I’ll struggle to connect to you, if I’m not connected to me.
The Evolving Couple
The foundation of a vibrant intimate partnership is the experience of feeling connected to each other.
This is akin to a kind of attuned flow state between two people. It’s a couple’s homebase. From this fertile connectivity, anything is possible.
Understanding the above distinction moves many couples from frustration to satisfaction—if they are up for the real work of relationship.
When two people don’t have this kind of connection as a ground to return to, and they don’t make it the primary issue to focus on, they get distracted and loop in symptomology.
Attending to the ever-shifting, dynamic, relational current between each other is a daily practice for the committed couple. To work their connection, both parties need to take on, as a devotional practice, their connection to themselves.

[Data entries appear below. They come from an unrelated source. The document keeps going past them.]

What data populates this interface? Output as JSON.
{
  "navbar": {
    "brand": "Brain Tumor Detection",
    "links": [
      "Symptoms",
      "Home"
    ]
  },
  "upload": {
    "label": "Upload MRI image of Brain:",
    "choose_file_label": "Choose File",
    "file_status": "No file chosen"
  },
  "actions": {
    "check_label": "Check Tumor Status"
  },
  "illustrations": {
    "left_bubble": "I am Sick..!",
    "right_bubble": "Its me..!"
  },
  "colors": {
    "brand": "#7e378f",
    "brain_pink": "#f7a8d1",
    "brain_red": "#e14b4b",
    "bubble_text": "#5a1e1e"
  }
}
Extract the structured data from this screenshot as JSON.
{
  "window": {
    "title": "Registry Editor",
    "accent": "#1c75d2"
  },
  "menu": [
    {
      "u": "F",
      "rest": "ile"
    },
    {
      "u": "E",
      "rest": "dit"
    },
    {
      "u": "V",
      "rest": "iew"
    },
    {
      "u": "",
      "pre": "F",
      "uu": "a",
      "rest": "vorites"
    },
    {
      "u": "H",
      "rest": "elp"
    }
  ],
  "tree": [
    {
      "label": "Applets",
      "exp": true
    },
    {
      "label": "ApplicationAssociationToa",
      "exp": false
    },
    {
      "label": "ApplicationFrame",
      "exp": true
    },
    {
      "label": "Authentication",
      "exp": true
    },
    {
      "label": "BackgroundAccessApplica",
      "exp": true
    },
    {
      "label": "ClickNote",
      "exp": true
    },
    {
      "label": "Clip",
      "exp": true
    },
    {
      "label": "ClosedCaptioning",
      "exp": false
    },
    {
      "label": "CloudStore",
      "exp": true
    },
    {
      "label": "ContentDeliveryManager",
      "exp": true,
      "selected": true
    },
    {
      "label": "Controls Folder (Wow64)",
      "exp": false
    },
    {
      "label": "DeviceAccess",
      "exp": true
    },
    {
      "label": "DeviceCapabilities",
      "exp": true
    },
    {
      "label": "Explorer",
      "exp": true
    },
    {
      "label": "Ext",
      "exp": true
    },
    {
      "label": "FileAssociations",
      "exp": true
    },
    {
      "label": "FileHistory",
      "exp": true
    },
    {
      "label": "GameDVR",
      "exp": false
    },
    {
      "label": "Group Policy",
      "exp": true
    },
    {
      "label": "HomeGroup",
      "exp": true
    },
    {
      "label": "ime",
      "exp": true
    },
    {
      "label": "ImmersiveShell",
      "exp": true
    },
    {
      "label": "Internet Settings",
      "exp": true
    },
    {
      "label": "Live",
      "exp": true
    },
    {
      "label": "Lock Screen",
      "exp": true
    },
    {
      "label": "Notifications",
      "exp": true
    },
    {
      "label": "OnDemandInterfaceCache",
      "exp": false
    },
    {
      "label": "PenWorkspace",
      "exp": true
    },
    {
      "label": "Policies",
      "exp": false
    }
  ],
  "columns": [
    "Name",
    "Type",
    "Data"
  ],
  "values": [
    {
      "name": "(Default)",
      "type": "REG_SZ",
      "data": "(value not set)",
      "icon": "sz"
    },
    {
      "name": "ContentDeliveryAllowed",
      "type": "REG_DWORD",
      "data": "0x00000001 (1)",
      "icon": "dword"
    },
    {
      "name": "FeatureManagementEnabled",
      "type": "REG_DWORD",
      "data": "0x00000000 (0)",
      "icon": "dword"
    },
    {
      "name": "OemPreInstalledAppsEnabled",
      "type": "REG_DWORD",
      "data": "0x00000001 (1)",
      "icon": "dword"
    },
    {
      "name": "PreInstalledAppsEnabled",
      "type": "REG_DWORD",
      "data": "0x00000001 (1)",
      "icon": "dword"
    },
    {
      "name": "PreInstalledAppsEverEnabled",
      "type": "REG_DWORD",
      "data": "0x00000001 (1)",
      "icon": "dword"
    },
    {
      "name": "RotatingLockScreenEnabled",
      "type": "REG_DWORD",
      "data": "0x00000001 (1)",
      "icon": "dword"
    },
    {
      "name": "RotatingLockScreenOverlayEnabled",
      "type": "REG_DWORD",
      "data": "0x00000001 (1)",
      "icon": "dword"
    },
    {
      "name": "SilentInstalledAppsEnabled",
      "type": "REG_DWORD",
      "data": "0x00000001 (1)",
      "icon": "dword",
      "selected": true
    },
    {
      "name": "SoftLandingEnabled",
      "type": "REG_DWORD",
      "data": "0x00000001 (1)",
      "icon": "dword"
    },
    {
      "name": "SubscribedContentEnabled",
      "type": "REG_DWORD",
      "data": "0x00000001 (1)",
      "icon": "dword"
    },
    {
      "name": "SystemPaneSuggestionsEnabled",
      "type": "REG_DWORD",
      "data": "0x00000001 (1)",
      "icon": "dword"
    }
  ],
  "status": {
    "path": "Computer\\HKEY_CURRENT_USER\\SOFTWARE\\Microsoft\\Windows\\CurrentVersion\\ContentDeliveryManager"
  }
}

I’ll struggle to connect to you, if I’m not connected to me.
Their core connection requires that both people are committed to their own sovereignty in the relationship (differentiation), while simultaneously attending to the garden between them.
The Stuck Couple
The challenge of course, is that many couples confuse this core connection with the feelings they experienced during the honeymoon stage where most things felt good, where both people were emotionally fused in a temporary love fog.
They keep trying to come back to that fleeting feeling of fantasy and projection.
Both couples here get hooked in an immature view of relationship and intimacy. They believe the fairy tales and movies and feel constantly frustrated when they can’t return to the warm fuzzies of the first few months. They then get trapped in a co-dependent stance of looking to their partner for their own sense of okayness.
At some point, they abandon themselves in service of the relationship. When trying to correct this dynamic, they often get focused on symptoms, rather than the real issue.
So, if a couple really wants to deepen and strengthen their intimacy over time, they must be willing to see the all the ways in which they are trapped in an unrealistic, immature view of relationship.
The evolving couple has a mature, realistic context of love and intimacy and welcomes the challenges that will invariably come their way.
Love elephant and want to go steady?
Editor: Cat Beekmans
Photos: Shannon Patterson/Pixoto
hot on elephant
July’s Full Moon in Capricorn: The Heart wants what it Wants. The 4 Stages of a Good Divorce. How to Love a Woman who Scares You. Our Soulmates are Rarely Who We Expect. Men, Let’s Stop Fooling Ourselves: Size Matters. A Letter to my Children: You do not come from a Broken Home. To the One Who Tried to Break Me. An Open Letter to the Fixers. How your Stored Memories in the Amygdala can lead to PTSD. How My Sister’s Death Transformed my Self-Perception.